"Of course one thinks about it. But at the same time, I didn’t know Woody and I don’t know anything about that family. As the actor in the film, you just have to step away and say, I don’t know anything, really, and whether any of it is true or false. Having thought it all through, you put it to one side and just work with the person. Woody Allen is an incredible director. So is Roman Polanski. I had an extraordinary working experience with both of those men, and that’s the truth."

Her previous willingness to throw support behind not one but two male directors accused of sexual misconduct stands in stark contrast to her speech on Sunday. While her comments to the New York Times in September looped in the work of a man who wasn't even part of the equation, her more recent comments have been almost vague. They name no names, and thus they make no real apologies.

It's easy to pay lip service to regretting projects you've already done. What's harder is examining your culpability in the support of predatory men and the silencing of their victims. Here's hoping that Winslet is beginning to do both, and that this is just the start of a much more expansive conversation.

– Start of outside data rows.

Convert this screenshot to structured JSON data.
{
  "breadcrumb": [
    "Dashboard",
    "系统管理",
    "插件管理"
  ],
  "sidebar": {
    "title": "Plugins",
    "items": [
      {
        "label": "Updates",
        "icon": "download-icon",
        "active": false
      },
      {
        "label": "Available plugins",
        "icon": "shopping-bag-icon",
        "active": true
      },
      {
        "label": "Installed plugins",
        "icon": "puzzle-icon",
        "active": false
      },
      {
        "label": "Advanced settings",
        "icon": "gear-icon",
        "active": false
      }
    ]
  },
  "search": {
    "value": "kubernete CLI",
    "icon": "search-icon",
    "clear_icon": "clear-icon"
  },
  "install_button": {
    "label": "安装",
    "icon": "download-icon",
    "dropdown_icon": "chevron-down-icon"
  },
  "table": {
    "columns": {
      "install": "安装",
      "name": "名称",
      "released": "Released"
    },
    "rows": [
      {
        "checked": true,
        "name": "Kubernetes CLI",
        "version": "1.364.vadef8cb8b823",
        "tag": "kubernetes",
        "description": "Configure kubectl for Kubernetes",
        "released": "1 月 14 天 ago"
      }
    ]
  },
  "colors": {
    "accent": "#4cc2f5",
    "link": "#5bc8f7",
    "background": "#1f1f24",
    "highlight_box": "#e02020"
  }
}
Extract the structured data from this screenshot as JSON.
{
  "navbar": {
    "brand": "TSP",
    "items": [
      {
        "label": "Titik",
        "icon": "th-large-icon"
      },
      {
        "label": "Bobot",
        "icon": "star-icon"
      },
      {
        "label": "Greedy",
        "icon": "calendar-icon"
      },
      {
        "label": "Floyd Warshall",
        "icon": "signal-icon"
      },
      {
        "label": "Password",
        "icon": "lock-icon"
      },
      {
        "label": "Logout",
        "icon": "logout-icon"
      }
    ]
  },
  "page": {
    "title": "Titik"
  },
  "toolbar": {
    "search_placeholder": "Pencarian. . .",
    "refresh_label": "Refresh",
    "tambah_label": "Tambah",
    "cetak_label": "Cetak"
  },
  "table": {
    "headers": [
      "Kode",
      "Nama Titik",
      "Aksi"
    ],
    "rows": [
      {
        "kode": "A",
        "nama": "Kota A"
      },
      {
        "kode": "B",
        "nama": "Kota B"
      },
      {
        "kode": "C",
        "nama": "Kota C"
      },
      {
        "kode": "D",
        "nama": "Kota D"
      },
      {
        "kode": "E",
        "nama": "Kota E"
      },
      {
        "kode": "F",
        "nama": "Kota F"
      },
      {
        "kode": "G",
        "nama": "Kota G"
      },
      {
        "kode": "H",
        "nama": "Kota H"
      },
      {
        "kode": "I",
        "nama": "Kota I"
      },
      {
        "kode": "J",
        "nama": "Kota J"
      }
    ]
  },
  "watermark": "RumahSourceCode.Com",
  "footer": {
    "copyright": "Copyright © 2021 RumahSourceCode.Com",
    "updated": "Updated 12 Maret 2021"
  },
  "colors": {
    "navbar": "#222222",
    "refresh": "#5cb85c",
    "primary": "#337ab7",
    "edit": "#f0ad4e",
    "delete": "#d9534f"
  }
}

If you or someone you know has been sexually assaulted, call the National Sexual Assault Telephone Hotline at 800-656-HOPE (4673) or visit online.rainn.org.